This is a great film to introduce people with no previous knowledge of the story of the US Civil Rights Movement. It captures the drama, the deep-seatedness of racism in the US South, the violence of the white backlash, the dignity and the near-miraculous self-restraint of the non-violent Black Civil Rights campaigners. It doesn’t cover the whole history of the movement but focuses on a specific moment – the campaign leading up to the Voting Rights Act, including the eponymous march from Selma, Alabama to state capital Montgomery.
It’s a drama not a documentary, and even though it’s not short it manages to touch on or hint at many of the issues. There is a brief reference to the divisions within the SNCC and between Martin Luther King’s SCLC and the SNCC – but we don’t really find out what this was about. We see that President LBJ is ostensibly sympathetic to King but keeps urging him to wait for voting rights – but we don’t see the extent to which LBJ was a prisoner of the pro-segregation Dixiecrats. In general LBJ seems to be vested with rather more dignity than he deserves. There is some stuff about MLK’s affairs and how the FBI tried to use illegally gathered surveillance of them to try to break up his marriage and thus harm the movement, but there is no attempt at any contemporary relevance – J Edgar Hoover just appears from time to time.
Tim Roth plays a menacing Governor George Wallace brilliantly, though the epilogue doesn’t mention that Wallace had a late-in-life reconversion to anti-racism (remarkably, Wallace had started out something of a liberal, unsuccessfully running in a Democratic Primary with NAACP backing against a KKK-endorsed candidate).
It’s a really good film with lots of great acting and direction (though occasional slushy music jars) and despite the length does not drag. But I’ve got two issues.

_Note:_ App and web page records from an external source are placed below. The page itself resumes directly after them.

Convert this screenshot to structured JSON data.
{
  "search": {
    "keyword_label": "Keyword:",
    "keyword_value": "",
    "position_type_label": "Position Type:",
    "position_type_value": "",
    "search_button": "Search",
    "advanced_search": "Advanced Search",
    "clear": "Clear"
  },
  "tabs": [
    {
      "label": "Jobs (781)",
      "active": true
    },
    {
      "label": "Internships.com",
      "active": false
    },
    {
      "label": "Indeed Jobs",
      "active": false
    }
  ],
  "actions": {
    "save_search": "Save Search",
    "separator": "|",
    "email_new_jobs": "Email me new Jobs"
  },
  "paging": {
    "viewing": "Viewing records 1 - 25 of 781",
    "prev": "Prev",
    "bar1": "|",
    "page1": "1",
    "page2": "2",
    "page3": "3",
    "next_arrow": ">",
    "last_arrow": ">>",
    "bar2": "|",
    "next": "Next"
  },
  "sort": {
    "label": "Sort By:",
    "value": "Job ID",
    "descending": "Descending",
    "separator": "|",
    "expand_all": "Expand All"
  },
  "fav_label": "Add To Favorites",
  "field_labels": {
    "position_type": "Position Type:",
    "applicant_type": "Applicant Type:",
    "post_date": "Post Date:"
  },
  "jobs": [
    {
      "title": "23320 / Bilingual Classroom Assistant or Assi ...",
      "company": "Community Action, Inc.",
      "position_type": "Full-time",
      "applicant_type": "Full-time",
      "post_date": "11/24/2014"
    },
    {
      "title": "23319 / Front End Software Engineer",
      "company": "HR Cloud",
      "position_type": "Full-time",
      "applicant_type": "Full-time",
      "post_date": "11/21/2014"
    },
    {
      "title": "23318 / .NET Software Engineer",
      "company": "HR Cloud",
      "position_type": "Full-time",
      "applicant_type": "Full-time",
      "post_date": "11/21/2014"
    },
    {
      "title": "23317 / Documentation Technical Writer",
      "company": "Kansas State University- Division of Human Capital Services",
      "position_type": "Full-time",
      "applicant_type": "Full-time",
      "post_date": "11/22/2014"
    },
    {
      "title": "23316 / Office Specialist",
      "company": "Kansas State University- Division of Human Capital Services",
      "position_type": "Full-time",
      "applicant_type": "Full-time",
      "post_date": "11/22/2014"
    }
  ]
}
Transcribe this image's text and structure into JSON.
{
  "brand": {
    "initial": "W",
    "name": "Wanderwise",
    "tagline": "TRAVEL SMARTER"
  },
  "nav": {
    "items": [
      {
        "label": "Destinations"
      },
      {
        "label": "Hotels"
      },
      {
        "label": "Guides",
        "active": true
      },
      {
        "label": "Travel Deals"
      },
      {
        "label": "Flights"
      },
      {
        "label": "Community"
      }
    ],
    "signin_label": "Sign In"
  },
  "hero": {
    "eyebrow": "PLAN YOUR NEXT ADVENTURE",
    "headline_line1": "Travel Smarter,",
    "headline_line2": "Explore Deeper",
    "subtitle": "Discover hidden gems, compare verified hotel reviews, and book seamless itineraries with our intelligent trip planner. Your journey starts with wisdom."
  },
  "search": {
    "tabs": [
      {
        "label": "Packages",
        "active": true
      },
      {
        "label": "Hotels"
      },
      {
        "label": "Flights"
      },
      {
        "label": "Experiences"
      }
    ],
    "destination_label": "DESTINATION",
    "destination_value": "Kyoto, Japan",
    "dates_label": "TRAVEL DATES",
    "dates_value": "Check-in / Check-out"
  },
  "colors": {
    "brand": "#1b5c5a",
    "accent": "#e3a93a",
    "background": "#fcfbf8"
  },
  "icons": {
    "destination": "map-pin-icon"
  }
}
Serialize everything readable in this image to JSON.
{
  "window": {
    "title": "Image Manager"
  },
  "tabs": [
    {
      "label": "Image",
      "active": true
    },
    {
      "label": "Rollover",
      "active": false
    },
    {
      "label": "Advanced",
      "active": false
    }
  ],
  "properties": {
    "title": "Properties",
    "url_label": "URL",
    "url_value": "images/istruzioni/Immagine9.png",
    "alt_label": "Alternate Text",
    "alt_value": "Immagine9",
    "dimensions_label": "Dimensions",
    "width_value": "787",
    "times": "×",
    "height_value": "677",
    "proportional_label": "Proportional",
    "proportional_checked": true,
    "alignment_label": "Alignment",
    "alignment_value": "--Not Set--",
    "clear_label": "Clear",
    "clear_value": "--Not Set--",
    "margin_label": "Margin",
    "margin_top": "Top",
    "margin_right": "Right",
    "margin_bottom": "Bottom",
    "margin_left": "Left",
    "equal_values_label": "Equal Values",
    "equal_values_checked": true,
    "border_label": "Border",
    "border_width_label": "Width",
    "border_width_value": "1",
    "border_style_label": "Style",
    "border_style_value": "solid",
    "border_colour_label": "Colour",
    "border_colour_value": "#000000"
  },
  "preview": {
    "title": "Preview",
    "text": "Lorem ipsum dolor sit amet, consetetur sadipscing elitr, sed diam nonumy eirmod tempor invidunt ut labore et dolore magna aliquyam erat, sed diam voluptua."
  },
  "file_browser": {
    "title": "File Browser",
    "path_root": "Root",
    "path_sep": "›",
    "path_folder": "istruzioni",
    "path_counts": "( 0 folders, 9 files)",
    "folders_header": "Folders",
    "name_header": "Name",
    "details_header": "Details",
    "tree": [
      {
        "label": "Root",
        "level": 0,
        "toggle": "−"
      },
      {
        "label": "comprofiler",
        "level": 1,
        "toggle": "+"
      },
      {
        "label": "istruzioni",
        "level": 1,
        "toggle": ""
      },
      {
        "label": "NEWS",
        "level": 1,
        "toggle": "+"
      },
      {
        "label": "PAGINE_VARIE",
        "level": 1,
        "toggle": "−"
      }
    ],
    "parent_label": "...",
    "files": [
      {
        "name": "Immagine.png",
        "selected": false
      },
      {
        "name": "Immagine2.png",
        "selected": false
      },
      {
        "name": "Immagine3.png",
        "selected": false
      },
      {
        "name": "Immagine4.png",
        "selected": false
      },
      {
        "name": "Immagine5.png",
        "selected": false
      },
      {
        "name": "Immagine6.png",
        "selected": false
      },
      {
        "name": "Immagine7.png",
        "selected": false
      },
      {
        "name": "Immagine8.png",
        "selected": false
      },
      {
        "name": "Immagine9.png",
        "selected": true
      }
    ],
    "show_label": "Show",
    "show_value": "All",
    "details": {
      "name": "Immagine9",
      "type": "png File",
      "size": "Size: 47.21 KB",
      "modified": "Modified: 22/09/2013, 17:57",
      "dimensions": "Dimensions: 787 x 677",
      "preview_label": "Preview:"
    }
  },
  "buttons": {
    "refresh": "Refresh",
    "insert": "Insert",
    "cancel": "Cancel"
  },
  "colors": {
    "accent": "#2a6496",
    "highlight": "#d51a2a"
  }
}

Firstly, it’s American, so it wants a happy ending. Therefore we have to see the Civil Rights Movement as a successful struggle. I saw this as part of a Journey to Justice event, preceded by rather good speeches by among others Chi Onwurah MP, Baroness Helena Kennedy and Baron Herman Ousely, the point of which is about learning from the experience of the movement.
But I’m not at all sure that movement did produce a happy ending, in the Hollywood sense. It seems mean and nasty to say that it delivered for a small education minority of the African-American community but left most of them behind. The quotation from Dorothy Zellner (a white radical SNCC staffer) "What they want is to let the Negro into the existing society, not to change it..." seems apposite to me. It’s not that nothing changed, but it didn’t get all fixed in the way that Hollywood wants to imply. This of course has implications for Journey to Justice, because co-option is one of the lessons that future radical movements need to learn about.
The other issue is even trickier, about the tactics and strategy of non-violence. The film doesn’t pull any punches about this. Some of the less pleasant characters in the film point out to King that he while he requires non-violence of his followers, he is relying on a violent response for his enemies. Later on in discussions with the SNCC activists he says much the same himself – when there was no violent backlash, the cameras went away and the tactic failed. King is shown as shocked and pained by the brutality meted out to his followers, but we can’t quite shake the feeling that at some level he must have been relieved and even pleased.